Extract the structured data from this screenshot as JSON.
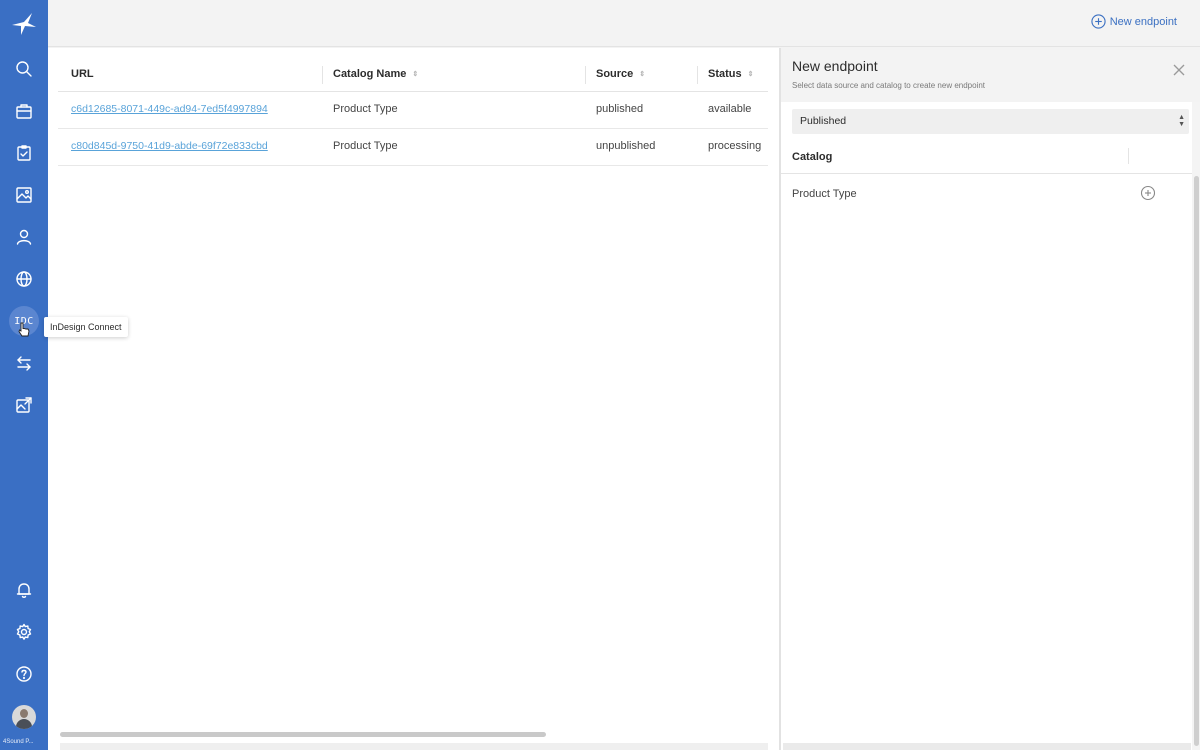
{
  "sidebar": {
    "icons": [
      {
        "name": "app-logo"
      },
      {
        "name": "search-icon"
      },
      {
        "name": "briefcase-icon"
      },
      {
        "name": "clipboard-check-icon"
      },
      {
        "name": "image-icon"
      },
      {
        "name": "user-icon"
      },
      {
        "name": "globe-icon"
      },
      {
        "name": "transfer-arrows-icon"
      },
      {
        "name": "image-export-icon"
      },
      {
        "name": "bell-icon"
      },
      {
        "name": "gear-icon"
      },
      {
        "name": "help-icon"
      }
    ],
    "active_item": {
      "badge": "IDC",
      "tooltip": "InDesign Connect"
    },
    "workspace_label": "4Sound P..."
  },
  "topbar": {
    "new_endpoint_label": "New endpoint"
  },
  "table": {
    "columns": [
      {
        "label": "URL",
        "sortable": false
      },
      {
        "label": "Catalog Name",
        "sortable": true
      },
      {
        "label": "Source",
        "sortable": true
      },
      {
        "label": "Status",
        "sortable": true
      }
    ],
    "rows": [
      {
        "url": "c6d12685-8071-449c-ad94-7ed5f4997894",
        "catalog": "Product Type",
        "source": "published",
        "status": "available"
      },
      {
        "url": "c80d845d-9750-41d9-abde-69f72e833cbd",
        "catalog": "Product Type",
        "source": "unpublished",
        "status": "processing"
      }
    ]
  },
  "panel": {
    "title": "New endpoint",
    "subtitle": "Select data source and catalog to create new endpoint",
    "source_select_value": "Published",
    "catalog_header": "Catalog",
    "catalog_items": [
      "Product Type"
    ]
  },
  "colors": {
    "sidebar": "#3a6fc4",
    "accent": "#3b70c2",
    "link": "#59a3d9"
  }
}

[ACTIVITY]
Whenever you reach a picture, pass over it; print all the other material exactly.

[FINISHED TASK]
Extract the structured data from this screenshot as JSON.
{
  "sidebar": {
    "icons": [
      {
        "name": "app-logo"
      },
      {
        "name": "search-icon"
      },
      {
        "name": "briefcase-icon"
      },
      {
        "name": "clipboard-check-icon"
      },
      {
        "name": "image-icon"
      },
      {
        "name": "user-icon"
      },
      {
        "name": "globe-icon"
      },
      {
        "name": "transfer-arrows-icon"
      },
      {
        "name": "image-export-icon"
      },
      {
        "name": "bell-icon"
      },
      {
        "name": "gear-icon"
      },
      {
        "name": "help-icon"
      }
    ],
    "active_item": {
      "badge": "IDC",
      "tooltip": "InDesign Connect"
    },
    "workspace_label": "4Sound P..."
  },
  "topbar": {
    "new_endpoint_label": "New endpoint"
  },
  "table": {
    "columns": [
      {
        "label": "URL",
        "sortable": false
      },
      {
        "label": "Catalog Name",
        "sortable": true
      },
      {
        "label": "Source",
        "sortable": true
      },
      {
        "label": "Status",
        "sortable": true
      }
    ],
    "rows": [
      {
        "url": "c6d12685-8071-449c-ad94-7ed5f4997894",
        "catalog": "Product Type",
        "source": "published",
        "status": "available"
      },
      {
        "url": "c80d845d-9750-41d9-abde-69f72e833cbd",
        "catalog": "Product Type",
        "source": "unpublished",
        "status": "processing"
      }
    ]
  },
  "panel": {
    "title": "New endpoint",
    "subtitle": "Select data source and catalog to create new endpoint",
    "source_select_value": "Published",
    "catalog_header": "Catalog",
    "catalog_items": [
      "Product Type"
    ]
  },
  "colors": {
    "sidebar": "#3a6fc4",
    "accent": "#3b70c2",
    "link": "#59a3d9"
  }
}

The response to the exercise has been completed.